(Dataset records)

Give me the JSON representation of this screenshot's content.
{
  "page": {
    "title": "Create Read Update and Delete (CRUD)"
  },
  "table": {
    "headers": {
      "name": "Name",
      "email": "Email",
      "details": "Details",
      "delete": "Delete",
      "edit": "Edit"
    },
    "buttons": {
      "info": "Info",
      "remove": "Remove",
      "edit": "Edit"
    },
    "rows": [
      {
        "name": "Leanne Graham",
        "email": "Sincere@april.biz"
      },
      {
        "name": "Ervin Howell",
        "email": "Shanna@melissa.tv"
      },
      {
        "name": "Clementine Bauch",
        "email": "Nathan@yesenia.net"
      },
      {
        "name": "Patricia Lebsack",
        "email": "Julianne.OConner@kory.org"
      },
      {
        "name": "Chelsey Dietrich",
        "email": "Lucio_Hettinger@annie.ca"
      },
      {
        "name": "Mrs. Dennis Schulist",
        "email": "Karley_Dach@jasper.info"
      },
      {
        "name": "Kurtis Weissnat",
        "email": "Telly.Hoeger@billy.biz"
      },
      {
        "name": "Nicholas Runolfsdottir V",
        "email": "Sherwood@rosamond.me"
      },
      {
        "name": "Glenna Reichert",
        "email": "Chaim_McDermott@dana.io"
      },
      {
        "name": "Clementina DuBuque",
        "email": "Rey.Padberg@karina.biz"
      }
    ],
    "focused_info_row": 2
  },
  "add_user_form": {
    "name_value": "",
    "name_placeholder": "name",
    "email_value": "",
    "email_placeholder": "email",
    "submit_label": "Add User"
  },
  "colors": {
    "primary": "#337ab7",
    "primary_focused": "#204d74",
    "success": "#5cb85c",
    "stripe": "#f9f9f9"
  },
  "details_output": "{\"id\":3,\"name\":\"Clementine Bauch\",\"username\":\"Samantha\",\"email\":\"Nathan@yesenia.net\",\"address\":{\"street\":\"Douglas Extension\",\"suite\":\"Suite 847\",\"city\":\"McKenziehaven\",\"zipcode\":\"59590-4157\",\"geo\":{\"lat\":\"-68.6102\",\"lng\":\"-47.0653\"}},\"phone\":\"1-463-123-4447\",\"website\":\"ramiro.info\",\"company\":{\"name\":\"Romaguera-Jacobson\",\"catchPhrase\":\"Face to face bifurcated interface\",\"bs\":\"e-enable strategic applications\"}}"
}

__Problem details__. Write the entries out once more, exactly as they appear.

__Written solution__.
Give me the JSON representation of this screenshot's content.
{
  "page": {
    "title": "Create Read Update and Delete (CRUD)"
  },
  "table": {
    "headers": {
      "name": "Name",
      "email": "Email",
      "details": "Details",
      "delete": "Delete",
      "edit": "Edit"
    },
    "buttons": {
      "info": "Info",
      "remove": "Remove",
      "edit": "Edit"
    },
    "rows": [
      {
        "name": "Leanne Graham",
        "email": "Sincere@april.biz"
      },
      {
        "name": "Ervin Howell",
        "email": "Shanna@melissa.tv"
      },
      {
        "name": "Clementine Bauch",
        "email": "Nathan@yesenia.net"
      },
      {
        "name": "Patricia Lebsack",
        "email": "Julianne.OConner@kory.org"
      },
      {
        "name": "Chelsey Dietrich",
        "email": "Lucio_Hettinger@annie.ca"
      },
      {
        "name": "Mrs. Dennis Schulist",
        "email": "Karley_Dach@jasper.info"
      },
      {
        "name": "Kurtis Weissnat",
        "email": "Telly.Hoeger@billy.biz"
      },
      {
        "name": "Nicholas Runolfsdottir V",
        "email": "Sherwood@rosamond.me"
      },
      {
        "name": "Glenna Reichert",
        "email": "Chaim_McDermott@dana.io"
      },
      {
        "name": "Clementina DuBuque",
        "email": "Rey.Padberg@karina.biz"
      }
    ],
    "focused_info_row": 2
  },
  "add_user_form": {
    "name_value": "",
    "name_placeholder": "name",
    "email_value": "",
    "email_placeholder": "email",
    "submit_label": "Add User"
  },
  "colors": {
    "primary": "#337ab7",
    "primary_focused": "#204d74",
    "success": "#5cb85c",
    "stripe": "#f9f9f9"
  },
  "details_output": "{\"id\":3,\"name\":\"Clementine Bauch\",\"username\":\"Samantha\",\"email\":\"Nathan@yesenia.net\",\"address\":{\"street\":\"Douglas Extension\",\"suite\":\"Suite 847\",\"city\":\"McKenziehaven\",\"zipcode\":\"59590-4157\",\"geo\":{\"lat\":\"-68.6102\",\"lng\":\"-47.0653\"}},\"phone\":\"1-463-123-4447\",\"website\":\"ramiro.info\",\"company\":{\"name\":\"Romaguera-Jacobson\",\"catchPhrase\":\"Face to face bifurcated interface\",\"bs\":\"e-enable strategic applications\"}}"
}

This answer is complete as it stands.